(GIVEN ENTRIES)

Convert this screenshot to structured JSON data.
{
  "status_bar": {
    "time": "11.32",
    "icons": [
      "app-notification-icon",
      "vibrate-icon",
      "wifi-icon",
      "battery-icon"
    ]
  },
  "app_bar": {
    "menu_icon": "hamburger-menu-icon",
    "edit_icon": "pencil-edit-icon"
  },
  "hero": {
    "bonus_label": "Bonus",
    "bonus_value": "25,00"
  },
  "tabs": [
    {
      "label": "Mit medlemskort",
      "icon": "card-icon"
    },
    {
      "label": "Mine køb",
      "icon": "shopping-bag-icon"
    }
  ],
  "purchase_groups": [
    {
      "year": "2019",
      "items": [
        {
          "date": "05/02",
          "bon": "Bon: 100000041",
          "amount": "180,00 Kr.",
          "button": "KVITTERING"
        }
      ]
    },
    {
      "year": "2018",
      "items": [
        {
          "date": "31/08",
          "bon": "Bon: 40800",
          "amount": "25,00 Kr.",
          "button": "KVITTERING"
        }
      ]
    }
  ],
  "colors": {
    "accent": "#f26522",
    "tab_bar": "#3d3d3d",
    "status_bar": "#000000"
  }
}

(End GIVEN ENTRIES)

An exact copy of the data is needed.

SOLUTION FOR THIS TASK:
Convert this screenshot to structured JSON data.
{
  "status_bar": {
    "time": "11.32",
    "icons": [
      "app-notification-icon",
      "vibrate-icon",
      "wifi-icon",
      "battery-icon"
    ]
  },
  "app_bar": {
    "menu_icon": "hamburger-menu-icon",
    "edit_icon": "pencil-edit-icon"
  },
  "hero": {
    "bonus_label": "Bonus",
    "bonus_value": "25,00"
  },
  "tabs": [
    {
      "label": "Mit medlemskort",
      "icon": "card-icon"
    },
    {
      "label": "Mine køb",
      "icon": "shopping-bag-icon"
    }
  ],
  "purchase_groups": [
    {
      "year": "2019",
      "items": [
        {
          "date": "05/02",
          "bon": "Bon: 100000041",
          "amount": "180,00 Kr.",
          "button": "KVITTERING"
        }
      ]
    },
    {
      "year": "2018",
      "items": [
        {
          "date": "31/08",
          "bon": "Bon: 40800",
          "amount": "25,00 Kr.",
          "button": "KVITTERING"
        }
      ]
    }
  ],
  "colors": {
    "accent": "#f26522",
    "tab_bar": "#3d3d3d",
    "status_bar": "#000000"
  }
}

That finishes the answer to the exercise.